No Sunday boat was never a topic of conversation that I recall.

Which carries me back Feb. 24, 1967, the Day the Deer Arrived.

My mother and I were returning from a school vacation trip on the Sprigg, a passage notable only because of large wooden crates on the freight deck. What was in them, my mother asked someone, a deckhand, perhaps, who told her “deer.” It seemed quite unlikely but there were, she insisted, sounds coming from within them.

The boat docked; people were milling about as they usually were when that one predictable event of the winter day took place. A school year book of that era even devoted a page to captioned photos of “meeting the boat.”

The deer — or whatever was in those crates, deer had to have been a joke — were upstaged when a local man burst into the small aft cabin. He was a freight hauler but the world was a looser place back then, someone could come to the cabin to make an announcement. It was not unexpected that his wife had given birth that morning, that the baby was a girl was news. Then, after a studied pause he added “and then. . .” the second girl came along and suddenly there were twins!

That was news, in the days before science gave us certainty and cell phones immediate information.

And so the date the deer arrived became etched in stone, easy enough to find with a simple “when's the twins' birthday?” call to an older sibling.

He was off and attention turned back to the boxes being loaded onto a truck (trucks?). It was February in 1967, and something was happening. We did not get off the boat and head home; there was never a stream of cars pouring purposefully onto land. If not everyone, most people on the boat, and at the dock, became part of a procession heading up High Street, then Payne Road, and to a meadow where the crates were unloaded, pried open, and four, surely terrified, deer bounded off into the brush.

Sometime in the late 70's, when conversations turned to deer hunting, Fish and Wildlife personnel  came over for a meeting at the library. They brought with them slides of that day, including a line of people, watching. There I was, in a blue coat I recognized, and likely remembered because it had come not from the Sear Roebuck catalog, rather a store on the mainland, quite the exciting purchase back then.

Again, the world has changed, and gone back again; now we order on-line, a convenience, not a rural mail-order stigma.

I think the photos, or some of them, were reproduced years back in an article about deer, in this paper, but in grainy black and white, not the color of the slides. I do not recall snow on the ground, just the usual late February drab, enlivened with the news of twins and arrival of deer.

Then we went home and unloaded the groceries and I did not see a deer for perhaps ten years, and then a lone creature on Pilot Hill Road.

The weather had to have been fine in 1967, the State would not have made the trip otherwise.

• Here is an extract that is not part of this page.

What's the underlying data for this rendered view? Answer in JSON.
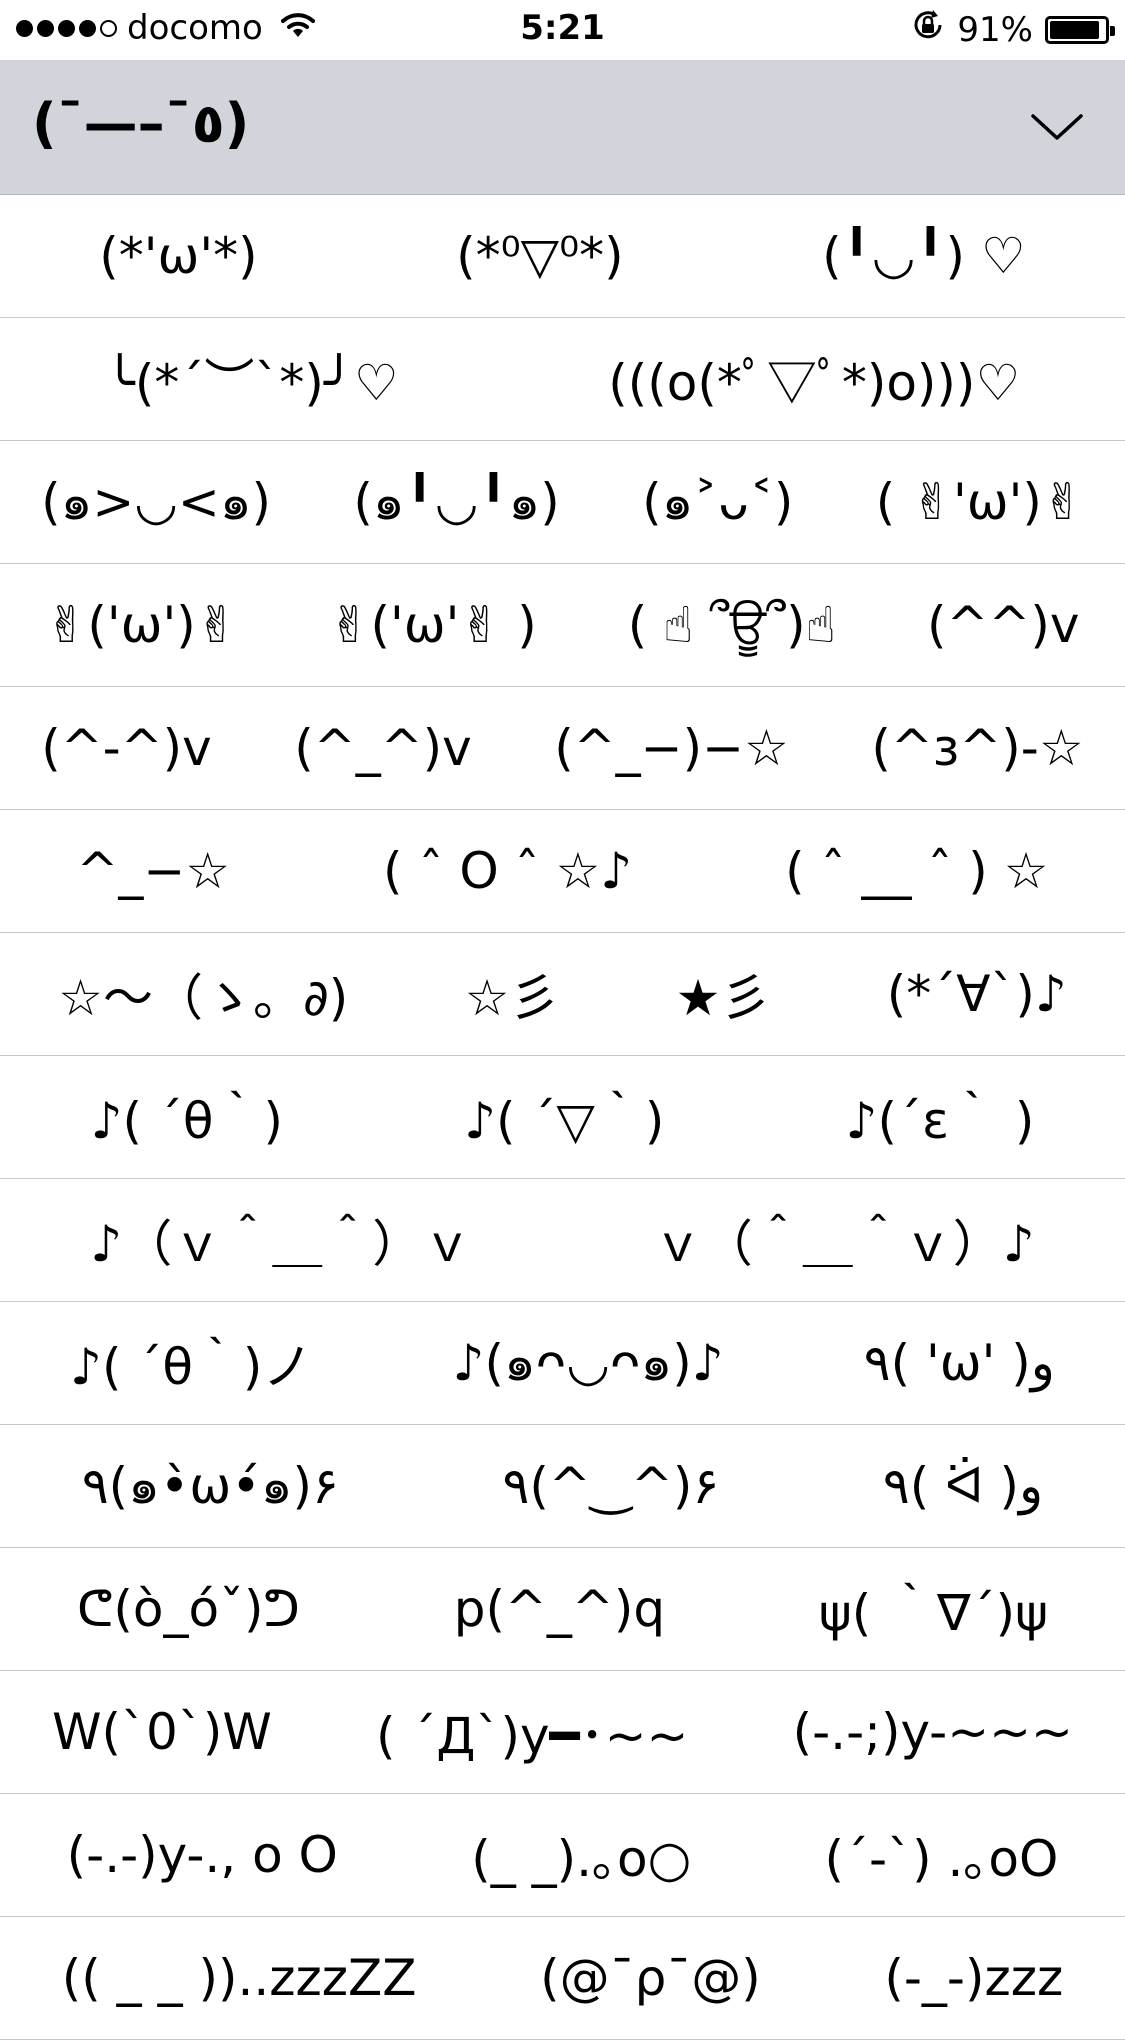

This year, the day began with slamming wind and rain, this deluge that seems to have been going on for a very long time, turning my road, again, to a pair of silver streams, filling the swales, again, with water.  It had abated by noon, when the fog-shrouded boat was backing into the ramp, and I found myself, in February, while not longing for battering storm winds, at least welcoming the knowledge that they would help dry the land.

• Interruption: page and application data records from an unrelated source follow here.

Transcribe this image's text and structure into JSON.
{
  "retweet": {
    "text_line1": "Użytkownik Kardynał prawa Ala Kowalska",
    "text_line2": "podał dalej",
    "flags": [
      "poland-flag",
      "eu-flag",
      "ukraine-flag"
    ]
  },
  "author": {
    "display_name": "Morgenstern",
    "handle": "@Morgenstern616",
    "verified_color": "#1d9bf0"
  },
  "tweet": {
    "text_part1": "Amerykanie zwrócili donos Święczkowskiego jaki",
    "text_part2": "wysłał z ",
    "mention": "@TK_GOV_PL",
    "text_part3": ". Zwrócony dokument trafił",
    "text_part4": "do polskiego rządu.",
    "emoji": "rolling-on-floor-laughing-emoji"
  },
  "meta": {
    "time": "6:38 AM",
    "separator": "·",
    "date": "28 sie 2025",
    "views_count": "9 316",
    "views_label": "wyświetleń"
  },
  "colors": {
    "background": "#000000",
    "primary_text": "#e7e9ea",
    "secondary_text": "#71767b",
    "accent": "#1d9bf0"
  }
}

The Sunday boat slipped out on schedule and did not return until Tuesday, leaving behind an old-time empty island, then came a windy and sunny Monday with a desolation that left me wondering if there were as many people here as had been in February, 1967 when following a truck (trucks?) to an undisclosed destination was just what we did.